╭──
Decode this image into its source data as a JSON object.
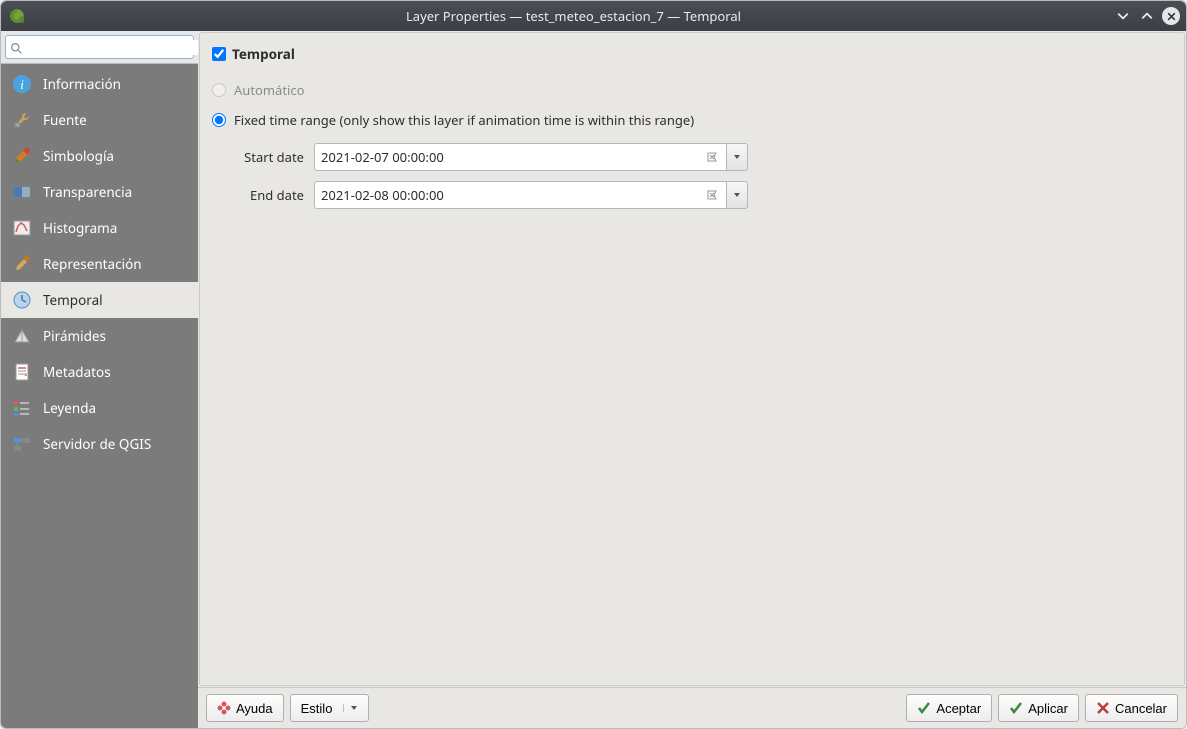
{
  "window": {
    "title": "Layer Properties — test_meteo_estacion_7 — Temporal"
  },
  "sidebar": {
    "search_value": "",
    "items": [
      {
        "label": "Información",
        "key": "info"
      },
      {
        "label": "Fuente",
        "key": "source"
      },
      {
        "label": "Simbología",
        "key": "symbology"
      },
      {
        "label": "Transparencia",
        "key": "transparency"
      },
      {
        "label": "Histograma",
        "key": "histogram"
      },
      {
        "label": "Representación",
        "key": "render"
      },
      {
        "label": "Temporal",
        "key": "temporal"
      },
      {
        "label": "Pirámides",
        "key": "pyramids"
      },
      {
        "label": "Metadatos",
        "key": "metadata"
      },
      {
        "label": "Leyenda",
        "key": "legend"
      },
      {
        "label": "Servidor de QGIS",
        "key": "server"
      }
    ],
    "selected_key": "temporal"
  },
  "temporal": {
    "section_label": "Temporal",
    "enabled": true,
    "mode_auto_label": "Automático",
    "mode_fixed_label": "Fixed time range (only show this layer if animation time is within this range)",
    "mode": "fixed",
    "start_label": "Start date",
    "start_value": "2021-02-07 00:00:00",
    "end_label": "End date",
    "end_value": "2021-02-08 00:00:00"
  },
  "footer": {
    "help": "Ayuda",
    "style": "Estilo",
    "ok": "Aceptar",
    "apply": "Aplicar",
    "cancel": "Cancelar"
  }
}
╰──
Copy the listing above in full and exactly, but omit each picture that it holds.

- Solution below:
Decode this image into its source data as a JSON object.
{
  "window": {
    "title": "Layer Properties — test_meteo_estacion_7 — Temporal"
  },
  "sidebar": {
    "search_value": "",
    "items": [
      {
        "label": "Información",
        "key": "info"
      },
      {
        "label": "Fuente",
        "key": "source"
      },
      {
        "label": "Simbología",
        "key": "symbology"
      },
      {
        "label": "Transparencia",
        "key": "transparency"
      },
      {
        "label": "Histograma",
        "key": "histogram"
      },
      {
        "label": "Representación",
        "key": "render"
      },
      {
        "label": "Temporal",
        "key": "temporal"
      },
      {
        "label": "Pirámides",
        "key": "pyramids"
      },
      {
        "label": "Metadatos",
        "key": "metadata"
      },
      {
        "label": "Leyenda",
        "key": "legend"
      },
      {
        "label": "Servidor de QGIS",
        "key": "server"
      }
    ],
    "selected_key": "temporal"
  },
  "temporal": {
    "section_label": "Temporal",
    "enabled": true,
    "mode_auto_label": "Automático",
    "mode_fixed_label": "Fixed time range (only show this layer if animation time is within this range)",
    "mode": "fixed",
    "start_label": "Start date",
    "start_value": "2021-02-07 00:00:00",
    "end_label": "End date",
    "end_value": "2021-02-08 00:00:00"
  },
  "footer": {
    "help": "Ayuda",
    "style": "Estilo",
    "ok": "Aceptar",
    "apply": "Aplicar",
    "cancel": "Cancelar"
  }
}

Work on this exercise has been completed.